RF Synthesis without Inductors

Speaker: Long Kong
Affiliation: Ph.D. Candidate - UCLA

Ph.D. Defense

Abstract: Recent developments in RF receiver design have eliminated all on-chip inductors except for that used in the local oscillator. This research addresses the “last inductor” problem and proposes both integer-N and fractional-N synthesizer architectures that achieve a phase noise and figure of merit (FOM) comparable to those of LC-VCO-based realizations.

The use of ring oscillators instead of LC implementations offers numerous advantages: smaller area, much less coupling to and from other circuits, a much wider tuning range, straightforward generation of multiple phases, and the ability to multiplex several small rings so as to cover multiple bands with minimal area penalty. However, the far inferior FOM of rings has discouraged their use in RF synthesis. The loop bandwidth of traditional type-II PLLs is bounded by “Gardner’s limit” to fREF/10, and typically less than fREF/20 to suppress the reference spurs, thus failing to reduce the ring’s phase noise sufficiently.

A new wideband integer-N synthesizer is introduced to sufficiently suppress the ring’s phase noise. It employs an exclusive-OR (XOR) phase detector and a master-slave sampling filter (MSSF) to achieve a lock range of 2-3 GHz, a loop bandwidth equal to one half of the reference frequency, and a locked phase noise of -114 dBc/Hz up to 10-MHz offset with a 3-stage ring oscillator.
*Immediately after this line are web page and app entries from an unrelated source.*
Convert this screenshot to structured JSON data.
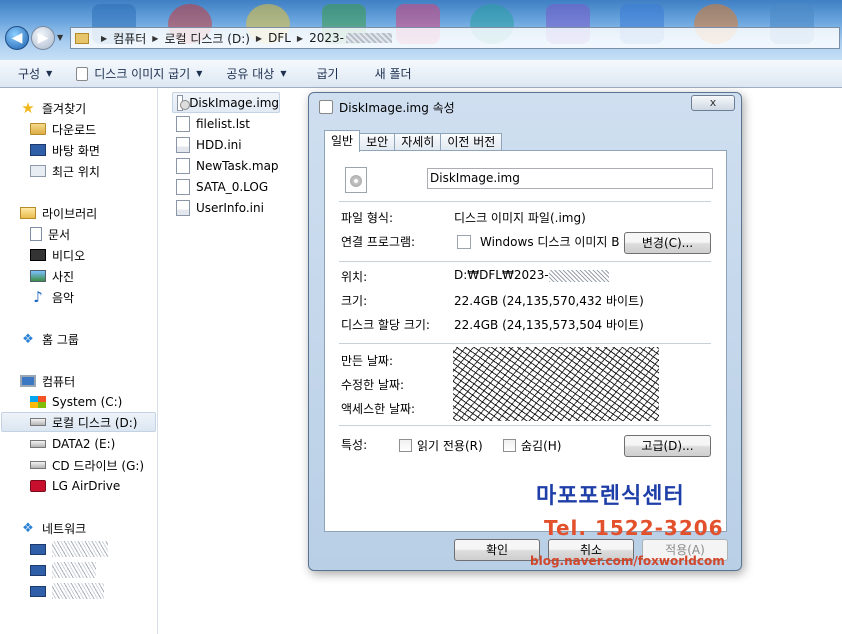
{
  "address_bar": {
    "crumbs": [
      "컴퓨터",
      "로컬 디스크 (D:)",
      "DFL",
      "2023-"
    ]
  },
  "command_bar": {
    "organize": "구성",
    "disk_image_burn": "디스크 이미지 굽기",
    "share_with": "공유 대상",
    "burn": "굽기",
    "new_folder": "새 폴더"
  },
  "nav": {
    "favorites": "즐겨찾기",
    "downloads": "다운로드",
    "desktop": "바탕 화면",
    "recent": "최근 위치",
    "libraries": "라이브러리",
    "documents": "문서",
    "videos": "비디오",
    "pictures": "사진",
    "music": "음악",
    "homegroup": "홈 그룹",
    "computer": "컴퓨터",
    "system_c": "System (C:)",
    "local_d": "로컬 디스크 (D:)",
    "data2_e": "DATA2 (E:)",
    "cd_g": "CD 드라이브 (G:)",
    "airdrive": "LG AirDrive",
    "network": "네트워크"
  },
  "files": [
    {
      "name": "DiskImage.img",
      "icon": "disc-image-icon",
      "selected": true
    },
    {
      "name": "filelist.lst",
      "icon": "text-file-icon",
      "selected": false
    },
    {
      "name": "HDD.ini",
      "icon": "settings-file-icon",
      "selected": false
    },
    {
      "name": "NewTask.map",
      "icon": "text-file-icon",
      "selected": false
    },
    {
      "name": "SATA_0.LOG",
      "icon": "text-file-icon",
      "selected": false
    },
    {
      "name": "UserInfo.ini",
      "icon": "settings-file-icon",
      "selected": false
    }
  ],
  "dialog": {
    "title": "DiskImage.img 속성",
    "close": "x",
    "tabs": [
      "일반",
      "보안",
      "자세히",
      "이전 버전"
    ],
    "file_name": "DiskImage.img",
    "type_label": "파일 형식:",
    "type_value": "디스크 이미지 파일(.img)",
    "opens_with_label": "연결 프로그램:",
    "opens_with_value": "Windows 디스크 이미지 B",
    "change_button": "변경(C)...",
    "location_label": "위치:",
    "location_value": "D:₩DFL₩2023-",
    "size_label": "크기:",
    "size_value": "22.4GB (24,135,570,432 바이트)",
    "size_on_disk_label": "디스크 할당 크기:",
    "size_on_disk_value": "22.4GB (24,135,573,504 바이트)",
    "created_label": "만든 날짜:",
    "modified_label": "수정한 날짜:",
    "accessed_label": "액세스한 날짜:",
    "attributes_label": "특성:",
    "readonly_label": "읽기 전용(R)",
    "hidden_label": "숨김(H)",
    "advanced_button": "고급(D)...",
    "ok_button": "확인",
    "cancel_button": "취소",
    "apply_button": "적용(A)"
  },
  "watermark": {
    "name": "마포포렌식센터",
    "tel": "Tel. 1522-3206",
    "blog": "blog.naver.com/foxworldcom"
  },
  "colors": {
    "watermark_blue": "#1f3fa8",
    "watermark_red": "#e2502c",
    "dialog_frame": "#b9cfe6"
  }
}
Realized in 45-nm CMOS technology, the design uses a harmonic trap to suppress reference sidebands to less than -65 dBc while consuming 4 mW.

The wideband architecture has been successfully extended to a fractional-N loop as well. A ring-oscillator-based cascaded synthesizer incorporates a digital synchronous delay line and an analog noise trap to suppress the quantization noise of the SD modulator. Realized in 45-nm CMOS technology, the synthesizer exhibits an in-band phase noise of -109 dBc/Hz and an integrated jitter of 1.68 psrms at 2.4 GHz with a power consumption of 6.4 mW.

Biography: Long Kong received his B.E. degree in Microelectronics from Shanghai Jiao Tong University, Shanghai, China in 2011, and his M.S. degree in Electrical Engineering from University of California, Los Angeles in 2013. He is currently a Ph.D. candidate in the Department of Electrical Engineering under Professor Behzad Razavi. His research interests include frequency synthesis for wireless/wireline systems and data converters.

Date(s) - Feb 24, 2016
9:00 am - 11:00 am

E-IV Maxwell Room #57-124
420 Westwood Plaza - 5th Flr. , Los Angeles CA 90095